On the morning of February 21, 1965, Malcolm X woke up, alone, in a room at New York City’s Hilton Hotel.
He was, literally, a man without a home. One week earlier, his house in the East Elmhurst section of Queens had been firebombed in the middle of the night. His wife, Betty Shabazz, and their four young children emerged unscathed, though they were now staying at the home of friends in an undisclosed location for their safety.
Malcolm strongly believed that his former colleagues from the Nation of Islam (NOI), under the leadership of Elijah Muhammad, were behind the firebombing. Once the second-most powerful member of the religious and political movement, he now found himself looking over his shoulder at the militant Muhammad loyalists he knew could easily snuff out his life.
As he told reporters around that time, “I live like a man who is dead already.”
Malcolm X left the Nation of Islam after his comments about President Kennedy’s death
The Nation of Islam, with its focus on Black empowerment, had provided a lifeline for the man still known as Malcolm Little during his incarceration for larceny in the late 1940s. Following his parole in 1952, the former street hustler assumed increasingly important roles under Muhammad’s wing, becoming minister of Boston Temple No. 11 and then Temple No. 7 in New York City.
A towering figure of intimidating intellect, the fiery Malcolm X helped make the Nation of Islam an intriguing alternative to African Americans who remained unconvinced by the nonviolent demonstrations of Martin Luther King Jr. and the Southern Christian Leadership Conference. But he eventually found himself at odds with NOI leadership for his public revelation of Muhammad’s adulterous affairs, as well as the perceptions that his individual power had become too dangerous.
After Muhammad suspended him for saying that President John F. Kennedy’s assassination was the result of “chickens coming home to roost” in a violent society, Malcolm X left the movement in March 1964, his turn toward a more inclusive form of activism and denunciations of the NOI further fueling the animosity between the two sides.
Malcolm X was shot while on stage during an Organization of Afro-American Unity meeting
On that cold February day, nearly one year after his split from the NOI, Malcolm X checked out of his hotel room and headed to the Audubon Ballroom in northern Manhattan for a meeting of his newly founded Organization of Afro-American Unity.
As recalled in the book Malcolm X: The Assassination, the normally unflappable activist was unusually agitated that day, the toll of recent events perhaps weighing heavily on his mind.
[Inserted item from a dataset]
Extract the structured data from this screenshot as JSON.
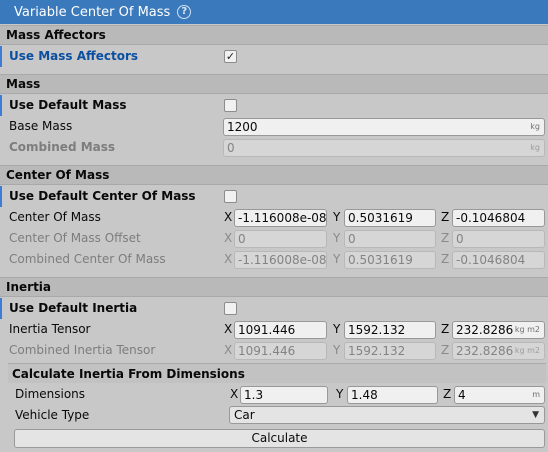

He snapped at an aide after learning the guest speaker had cancelled, and sent his chief lieutenant, Benjamin 2X, to deliver introductory remarks.
Malcolm X took the stage himself just after 3 p.m., but a greeting was barely out of his mouth when a commotion ensued a few rows back and someone yelled: “Get your hand out of my pocket!”
Malcolm X exhorted them to “be cool” as his bodyguards focused on the scuffle, clearing the path for a man to pull out a sawed-off shotgun and blast the unprotected speaker in the chest, knocking him backwards over a set of chairs.
In the front row, a pregnant Shabazz shielded her four children as two more men charged the stage, pistols firing. The ensuing pandemonium gave them some headway for an escape, though one of them, 22-year-old Talmadge Hayer, was significantly slowed after getting shot in the leg and badly beaten by the crowd outside.
Meanwhile, Malcolm X was rapidly fading from the dozen-plus bullets pumped into his body. Supporters got him onto a stretcher and into the Columbia Presbyterian Medical Center across the street but attempts to revive his heart failed, and he was declared dead at 3:30 p.m.
So who killed Malcolm X?
Although the Nation of Islam denied any involvement in the shooting, authorities focused on NOI suspects and soon apprehended Thomas 15X Johnson and Norman 3X Butler, their presence at the Audubon Ballroom allegedly confirmed by eyewitnesses. Hayer, Johnson and Butler were convicted of first-degree murder in March 1966 and were sentenced to 20 years to life in prison.
However, this was hardly an open-and-shut case, as the evidence tying Johnson and Butler to the crime scene was thin. During the winter of 1977-78, Hayer signed an affidavit in which he cleared the men convicted at the trial and named four other accomplices, though a judge determined that this was not sufficient cause to reopen the case. (Johnson and Butler were granted parole the following decade, while Hayer left prison in 2010).
Over the years, more complexities emerged as declassified documents revealed the extent to which authorities were tracking Malcolm X and the mysterious lack of a police presence at the Audubon Ballroom on that fateful day. Even after the alleged primary shooter was revealed by a blogger in 2011, his name repeated in the exhaustively researched book Malcolm X: A Life of Reinvention that same year, the FBI refused to reconsider the evidence for another investigation.
More than 50 years onward, the memory of Malcolm X remains tied to that of his great rival, Dr. King, their words and symbolism enduring even as the true stories behind their assassinations seemingly remain shrouded in mystery.